Sending nude photos and sexual videos via cell phone (called "sexting") is a fast-growing and dangerous trend among youths. And with spring breaks upon us, YouTube won’t be the only one streaming videos during these juvenile siestas.
Sexting is not new, but it is on the rise. Cases are bubbling up all over the country. Just this past week in Virginia, at least two Spotsylvania County students were facing child pornography charges in a sexting case. The naked images of three girls (including an elementary-school student) were discovered on seven phones and traced back to the two accused students.
Last month, high-school girls in Greensburg, Pa., also were charged with child pornography after they sent semi-nude photos of themselves to male classmates.
Other similar incidents have resulted in charges in Ohio, Kentucky, Wisconsin, Georgia and Florida. Law enforcement has been called out recently to investigate sexting-related crimes by dozens of teens in many states across the nation.
And sexting is not just a male-dominant problem. A new national survey says that at least one-fifth of all youths have sent nude or explicit photos or videos of themselves via cell phone or have posted such images online.
Most astonishing, sexting is becoming a normative part of the dating scene and protocol among youngsters. Marian Merritt, who is Symantec’s Internet safety advocate, writes and speaks about issues impacting the online security and safety of kids and families. She writes:
"Teens believe taking and sharing the sexy photo of themselves is a natural progression point in a romantic relationship. It’s not just ‘step 1, hold hands; step 2, kiss’. Now it’s ‘step 1. Friend on social network; step 2. Chat on IM or text; 3. Send sexy photos.’ Crazy!"

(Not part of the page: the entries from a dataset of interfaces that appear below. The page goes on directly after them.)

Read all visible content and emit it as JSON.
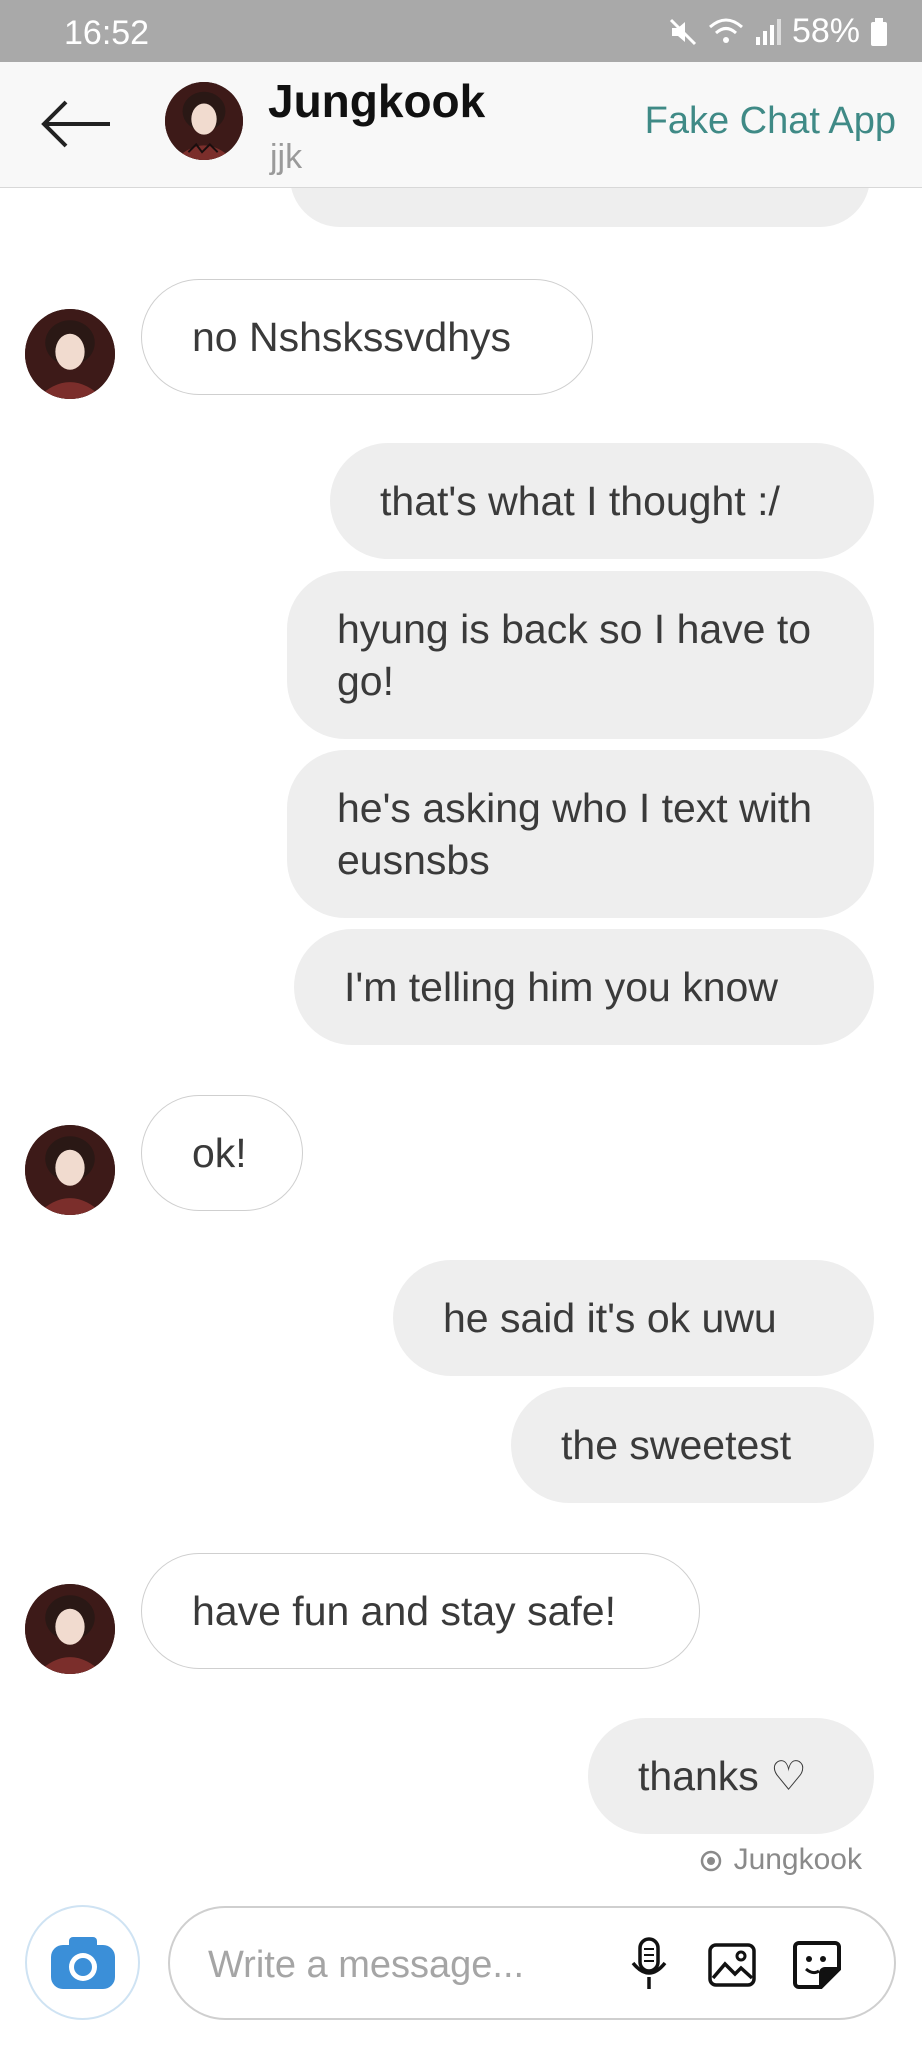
{
  "status_bar": {
    "time": "16:52",
    "battery": "58%"
  },
  "header": {
    "name": "Jungkook",
    "username": "jjk",
    "app_name": "Fake Chat App"
  },
  "messages": [
    {
      "side": "in",
      "text": "no Nshskssvdhys"
    },
    {
      "side": "out",
      "text": "that's what I thought :/"
    },
    {
      "side": "out",
      "text": "hyung is back so I have to go!"
    },
    {
      "side": "out",
      "text": "he's asking who I text with eusnsbs"
    },
    {
      "side": "out",
      "text": "I'm telling him you know"
    },
    {
      "side": "in",
      "text": "ok!"
    },
    {
      "side": "out",
      "text": "he said it's ok uwu"
    },
    {
      "side": "out",
      "text": "the sweetest"
    },
    {
      "side": "in",
      "text": "have fun and stay safe!"
    },
    {
      "side": "out",
      "text": "thanks ♡"
    }
  ],
  "seen_by": "Jungkook",
  "composer": {
    "placeholder": "Write a message..."
  },
  "colors": {
    "accent": "#3f8a86",
    "camera": "#3b8fd8",
    "status_bar": "#a9a9a9"
  },
  "icons": [
    "back-arrow-icon",
    "camera-icon",
    "microphone-icon",
    "image-icon",
    "sticker-icon",
    "eye-icon",
    "mute-icon",
    "wifi-icon",
    "signal-icon",
    "battery-icon"
  ]
}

So who’s responsible? That’s easy. First, there’s the juvenile committing the crime. But there are two other culprits, as well — accomplices to these acts. Who’s providing the electronic devices? Who pays the phone bills? Whose names are on the plans? And what examples are these guardians setting as those who frown upon pornography? And thirdly, there’s a culture that is moving away from moral absolutes, and that includes calling pornography wrong and even a sin.
So are your kids or grandkids involved in or at risk of sexting? Are they practicing safe cell phoning? Merritt advises parents and guardians to ask their kids these five questions to protect them from this latest strain of cyberporn:
"1. Give me a tour of your cell phone. Any cool features or tricks you can do with your cell phone?
"2. Show me how you take a photo with the phone. How do you send it to another email or phone?
"3. Where do you save the photos? Show me what you’ve got saved. …
"4. Has anyone ever sent or shown you a sexy photo of themselves or someone else?
"5. Anyone ever asked for your photo? If yes, how did you handle it? If no, what would you do and why?"
How can we stop a sexting proliferation? First, parents no longer should pass out cell phones like pancakes to their families, and parents should monitor how the phones are used. Guardians need to reconsider purchasing cell phones for communication and security when children are using them for seduction and porn. Teens need to be educated about sexual illegalities and immoralities and reminded that if convicted of child pornography crimes, they could face felony consequences and see the words "sex offender" on their juvenile records.
We might live in a technological wonderland, but that doesn’t mean it’s good to eat from all of its fruits. Most especially, we never should throw up our hands in surrender to marketing and peer pressure to give our kids everything the Joneses have, especially when those things expose them to others’ exposing themselves. As a wise man said many centuries ago (well, sort of), "If your cell phone causes you to stumble, cut it off from your family’s communication plan."
It’s time not only to answer the question "do you know where your kids are this spring break?" but also to know what they’re doing with their cell phones.